The Story: Mister Dark’s back-story is explored as we finally find out just how he ended up in that box.

What’s Good: I’m not going to lie here.  By far the best thing about this issue of Fables is that it’s left the horrendous “great” Fables Crossover in the dust.

Most compelling in this issue is seeing the evil Empire, if only a small sect of it, as the good guys.  It feels odd supporting characters that are utterly devoted and loyal to the forces we’ve grown to despise, but it works, while also managing to convey that there are worse things out there than Geppetto’s machinations.

On the last page, Willingham also manages to reveal a twist to Dark’s powers that gives this new villain a ton of legitimacy.  I won’t spoil it, but Willingham implies that Dark has been influencing much of the series, unbeknownst to its characters and readers.

I also enjoyed Willingham’s use of Mister Dark as a narrator, who he never even attempts to make sympathetic.  Make no mistake, the Boxers are the good guys and Dark deserves to be in that box.  Dark is arrogant, vengeful, and violent throughout, and his voice adds a sinister tone to this issue.  Whether through narration or the actual present-day framing structure, Willingham’s has Mister Dark speak directly to the reader makes him all the creepier. This is only enhanced by Fern’s particularly disturbing rendition of the villain staring directly at the reader, his gaze almost comes off the page.

Speaking of which, Ross’ art in general is fantastic and shows that the series can impress visually even without the mighty talents of Mark Buckingham.  The sheer amount of mayhem he’s able to throw on the page is impressive, particularly in the massive magical battles between the Boxers and Baba Yaga.

What’s Not So Good:  Unfortunately, as an exploration of back-story, this issue doesn’t feature any of our favourite characters.  In fact, while it is good, right now it’s hard not to call it anything but a digression.  While Mister Dark is on the front cover, outside of his narration, he actually plays a very small role in this book as a whole.  Make no mistake, the focus is on Dunster Happ and the Boxers.

Not only is Dark’s appearance brief, but the way the Boxers get him into the box is actually surprisingly underwhelming; there’s not much of a special plot or witty solution, it’s just another day at the office for the Boxers.  Frankly, Dark doesn’t feel all that much worse than the other things the Boxers have boxed in past.

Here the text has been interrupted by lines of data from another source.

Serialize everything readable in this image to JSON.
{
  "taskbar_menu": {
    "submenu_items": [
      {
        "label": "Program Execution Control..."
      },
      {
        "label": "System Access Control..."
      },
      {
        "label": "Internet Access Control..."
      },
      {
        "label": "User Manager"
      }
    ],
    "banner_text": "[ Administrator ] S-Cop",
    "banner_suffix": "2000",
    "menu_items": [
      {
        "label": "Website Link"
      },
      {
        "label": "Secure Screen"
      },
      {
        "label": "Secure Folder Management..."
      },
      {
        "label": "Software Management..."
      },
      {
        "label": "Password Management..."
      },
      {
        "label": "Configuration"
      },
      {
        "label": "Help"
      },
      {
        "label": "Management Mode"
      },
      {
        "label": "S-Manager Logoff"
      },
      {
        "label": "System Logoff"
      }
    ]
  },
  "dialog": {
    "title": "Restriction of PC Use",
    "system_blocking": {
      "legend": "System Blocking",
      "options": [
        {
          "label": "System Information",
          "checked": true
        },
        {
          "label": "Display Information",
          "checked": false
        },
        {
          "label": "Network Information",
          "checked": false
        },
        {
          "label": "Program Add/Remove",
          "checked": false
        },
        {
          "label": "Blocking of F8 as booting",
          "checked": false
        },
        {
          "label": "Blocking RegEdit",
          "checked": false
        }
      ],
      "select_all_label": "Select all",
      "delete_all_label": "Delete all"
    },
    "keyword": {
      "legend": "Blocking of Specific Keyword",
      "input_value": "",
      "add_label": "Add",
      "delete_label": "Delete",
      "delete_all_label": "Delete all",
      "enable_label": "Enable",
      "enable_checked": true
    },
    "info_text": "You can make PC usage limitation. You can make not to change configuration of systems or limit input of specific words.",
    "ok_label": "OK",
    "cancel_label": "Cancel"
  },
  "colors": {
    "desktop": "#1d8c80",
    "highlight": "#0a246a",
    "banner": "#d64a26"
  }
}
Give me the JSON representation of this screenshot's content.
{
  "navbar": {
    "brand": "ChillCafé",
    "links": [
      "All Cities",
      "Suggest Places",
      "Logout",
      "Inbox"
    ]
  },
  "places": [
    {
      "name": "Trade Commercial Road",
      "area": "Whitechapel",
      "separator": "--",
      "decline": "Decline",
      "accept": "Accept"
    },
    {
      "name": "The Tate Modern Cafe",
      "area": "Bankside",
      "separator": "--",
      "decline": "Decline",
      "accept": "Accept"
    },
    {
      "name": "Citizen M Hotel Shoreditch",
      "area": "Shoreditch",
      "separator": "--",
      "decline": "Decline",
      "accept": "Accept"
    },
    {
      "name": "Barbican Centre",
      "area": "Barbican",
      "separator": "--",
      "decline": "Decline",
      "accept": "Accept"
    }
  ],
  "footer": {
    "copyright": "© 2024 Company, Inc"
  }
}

How worthwhile this issue is will only become known in the future.  If Happ and the Boxers return in the present day, this issue would become really cool. However, if they don’t, this book becomes a bit irrelevant.

Conclusion: Thank goodness the Crossover is over. This could be foreshadowing of good things to come.

Grade: B

-Alex Evans